AS a further reminder of how much the United States-Japanese relationship is changing, celebrations will be held in Japan in mid-May to commemorate the 20th anniversary of the return of Okinawa to Japanese control. Japanese Prime Minister Kiichi Miyazawa is also expected to visit Washington prior to this July's G-7 meeting in Munich.
It is hoped these events will refocus attention on the positive aspects of the relationship and stimulate interest again in the touted "global partnership." But with elections in both countries this year, it is unlikely much progress will be made in overcoming perceptions of animosity.
Recent tensions have arisen from a sense of uncertainty over the US and Japanese roles in the world of the 1990s. Now that there is no longer a credible military threat to Japan, managing the alliance will be more difficult. Permanent American troops, 75 percent stationed on Okinawa, will eventually be removed from Japan. Competition for resources and market share and the equitable distribution of economic gain will be the main challenges facing policymakers.
Disparaging comments about trends in American society by Japanese politicians have led to perceptions in the US that Japan, with its financial strength, now feels superior to its strongest ally. This may be more accurately interpreted as a reflection of Japan's emergence from a long-standing feeling of inferiority in its relations with the US.
The Japanese are understandably proud of their economic and social accomplishments since World War II. At the same time, they are also aware of their image as a nation plagued by political scandals that has yet to find its diplomatic niche.
Japan has often felt isolated from the world community and is a nation with a long history of playing catch-up. It now finds that a larger stake and greater influence in global matters is accompanied by unprecedented interest in Japan's affairs. And many complain that Japan has not lived up to its international responsibilities. While Japan has been unable to successfully present itself to the world as a nation actively engaged, it is no doubt inevitable that the Japanese will, in time, show leadership a nd initiatives that demonstrate their belief in a shared destiny for all nations.
In many ways, Japan's domestic political structure has stifled its ability to offer leadership internationally. The Japanese system does not formulate quick or dynamic foreign policy. Previously, Japanese leaders have relied on gaiatsu, or external pressure, to unify moves on contentious trade and foreign- policy issues. But there is no such pressure from the US or elsewhere to force domestic political reform.
It is unlikely that we'll see Japan put forth major international initiatives until such reform is carried out. There will, however, continue to be incremental changes in policy that will gradually involve Japan more fully in the world's affairs. One example is Tokyo's June conference on Cambodia. This is a small, yet significant move at a time when legislation that would allow Japan's Self-Defense Forces to participate in United Nations peacekeeping operations remains stalled in the Diet.

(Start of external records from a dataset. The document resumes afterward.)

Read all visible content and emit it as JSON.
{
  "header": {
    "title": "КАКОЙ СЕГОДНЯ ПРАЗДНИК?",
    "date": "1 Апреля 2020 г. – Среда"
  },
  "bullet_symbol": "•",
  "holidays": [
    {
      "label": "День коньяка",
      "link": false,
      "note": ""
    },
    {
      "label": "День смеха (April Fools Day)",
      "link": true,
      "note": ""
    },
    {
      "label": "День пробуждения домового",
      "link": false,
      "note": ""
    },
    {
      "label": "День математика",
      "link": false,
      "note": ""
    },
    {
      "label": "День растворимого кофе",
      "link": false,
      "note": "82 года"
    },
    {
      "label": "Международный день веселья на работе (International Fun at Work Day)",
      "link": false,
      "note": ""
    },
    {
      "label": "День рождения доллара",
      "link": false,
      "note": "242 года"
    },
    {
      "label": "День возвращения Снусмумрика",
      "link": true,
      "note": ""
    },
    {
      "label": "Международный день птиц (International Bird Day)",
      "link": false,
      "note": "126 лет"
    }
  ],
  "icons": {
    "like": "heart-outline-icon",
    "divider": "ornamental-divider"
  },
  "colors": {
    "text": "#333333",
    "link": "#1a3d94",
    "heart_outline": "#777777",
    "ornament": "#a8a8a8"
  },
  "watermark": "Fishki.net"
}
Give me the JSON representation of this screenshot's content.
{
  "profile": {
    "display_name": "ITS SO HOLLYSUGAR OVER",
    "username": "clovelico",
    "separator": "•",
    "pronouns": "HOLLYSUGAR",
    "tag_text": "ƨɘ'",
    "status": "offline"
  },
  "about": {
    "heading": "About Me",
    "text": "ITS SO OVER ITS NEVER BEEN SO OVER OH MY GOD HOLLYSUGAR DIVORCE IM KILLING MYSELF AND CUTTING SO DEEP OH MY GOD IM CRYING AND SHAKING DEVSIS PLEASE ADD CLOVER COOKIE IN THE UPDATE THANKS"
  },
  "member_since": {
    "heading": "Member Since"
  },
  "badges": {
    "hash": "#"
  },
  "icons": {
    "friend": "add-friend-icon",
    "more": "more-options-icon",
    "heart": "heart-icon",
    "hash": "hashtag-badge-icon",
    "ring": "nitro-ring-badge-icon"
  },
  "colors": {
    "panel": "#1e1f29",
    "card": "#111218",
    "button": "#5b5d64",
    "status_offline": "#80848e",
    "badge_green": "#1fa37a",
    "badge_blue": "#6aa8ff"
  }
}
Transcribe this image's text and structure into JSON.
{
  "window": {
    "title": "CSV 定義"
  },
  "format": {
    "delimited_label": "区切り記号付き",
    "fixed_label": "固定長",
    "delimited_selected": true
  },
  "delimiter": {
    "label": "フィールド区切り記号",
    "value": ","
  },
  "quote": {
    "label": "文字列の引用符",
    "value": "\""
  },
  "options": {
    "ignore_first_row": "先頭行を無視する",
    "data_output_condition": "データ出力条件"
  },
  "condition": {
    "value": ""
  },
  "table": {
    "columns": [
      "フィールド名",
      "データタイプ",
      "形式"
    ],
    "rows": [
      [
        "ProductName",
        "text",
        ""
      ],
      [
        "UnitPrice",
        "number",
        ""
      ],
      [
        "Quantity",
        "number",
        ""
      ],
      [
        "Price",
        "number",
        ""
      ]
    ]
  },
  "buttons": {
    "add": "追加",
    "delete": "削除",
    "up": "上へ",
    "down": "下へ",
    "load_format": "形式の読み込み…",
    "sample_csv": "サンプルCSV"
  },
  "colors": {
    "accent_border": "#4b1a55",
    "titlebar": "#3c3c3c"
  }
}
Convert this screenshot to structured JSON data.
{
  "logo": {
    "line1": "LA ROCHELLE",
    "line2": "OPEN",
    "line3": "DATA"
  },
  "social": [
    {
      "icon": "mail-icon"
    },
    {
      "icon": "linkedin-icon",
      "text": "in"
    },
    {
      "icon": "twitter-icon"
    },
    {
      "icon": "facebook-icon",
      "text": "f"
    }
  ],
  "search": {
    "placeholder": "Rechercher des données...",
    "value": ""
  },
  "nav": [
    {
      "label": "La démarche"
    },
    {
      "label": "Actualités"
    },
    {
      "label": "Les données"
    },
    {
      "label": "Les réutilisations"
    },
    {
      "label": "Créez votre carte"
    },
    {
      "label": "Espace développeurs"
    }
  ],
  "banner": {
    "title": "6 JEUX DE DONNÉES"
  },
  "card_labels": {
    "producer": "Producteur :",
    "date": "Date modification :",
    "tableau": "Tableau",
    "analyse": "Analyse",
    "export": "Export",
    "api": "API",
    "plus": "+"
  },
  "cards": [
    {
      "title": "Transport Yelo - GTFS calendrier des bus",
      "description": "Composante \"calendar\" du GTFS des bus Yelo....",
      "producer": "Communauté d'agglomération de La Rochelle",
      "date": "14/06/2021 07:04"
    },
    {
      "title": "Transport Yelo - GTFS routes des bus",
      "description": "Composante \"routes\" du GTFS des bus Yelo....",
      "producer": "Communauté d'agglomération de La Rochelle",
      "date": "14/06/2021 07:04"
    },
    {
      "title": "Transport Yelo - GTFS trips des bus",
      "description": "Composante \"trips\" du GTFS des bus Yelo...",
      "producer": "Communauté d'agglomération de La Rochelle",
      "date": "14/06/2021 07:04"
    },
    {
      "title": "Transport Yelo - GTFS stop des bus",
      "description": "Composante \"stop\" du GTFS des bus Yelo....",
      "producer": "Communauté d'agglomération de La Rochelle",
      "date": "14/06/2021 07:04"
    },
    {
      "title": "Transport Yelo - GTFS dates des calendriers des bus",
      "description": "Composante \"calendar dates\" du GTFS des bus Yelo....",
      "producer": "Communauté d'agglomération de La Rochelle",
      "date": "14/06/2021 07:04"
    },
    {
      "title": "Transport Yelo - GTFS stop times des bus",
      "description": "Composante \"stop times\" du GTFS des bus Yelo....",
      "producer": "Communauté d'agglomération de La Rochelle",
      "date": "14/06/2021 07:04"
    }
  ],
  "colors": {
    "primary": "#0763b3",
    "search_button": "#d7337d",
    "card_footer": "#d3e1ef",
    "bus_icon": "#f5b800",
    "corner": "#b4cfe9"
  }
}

Japan has earned the right to an expanded decisionmaking role in international forums that is commensurate with its financial contributions. We should support such a position. A more active and independent Japanese foreign policy is an inevitable and natural outcome of political and economic maturity. But only Japan, through its own democratic political process, can determine what its function in the world should be.
With European Community integration, the US-Canada free-trade agreement, and the prospect of a North American free-trade zone, there is renewed interest in Japan and throughout Asia in an Asian-Pacific regional strategy. It is uncertain what form it would take or even if the US would be included. But certainly, with the yen becoming the dominant currency in Asia, Japan would be the centerpiece.
Japan could facilitate its larger regional role and lessen distrust among Asians by honestly confronting its wartime past. Relations with South Korea have been strained of late because of Japan's unwillingness to recognize the claims of the so-called "comfort women."
Furthermore, Japan's ability to criticize nations like China for human rights violations is hampered by its refusal to acknowledge its past.
What will the Japanese do with a greater say in world affairs? The Japanese clearly have economic strength and will no doubt continue to use this brawn to seek political power in the world. But Japan will have to present a more benevolent image of itself to the global community, identifying values and interests that it cherishes.
Japan's new policy on official development assistance signifies a move in this direction. Tokyo now requires aid recipients to have acceptable policies on arms trading, military expenditure, human rights, and democratization.
However, Tokyo's continued assistance to Burma, despite that country's human rights violations and suppression of democratic movements, suggests that this new policy, like much of Japan's foreign activities, will be implemented by degrees.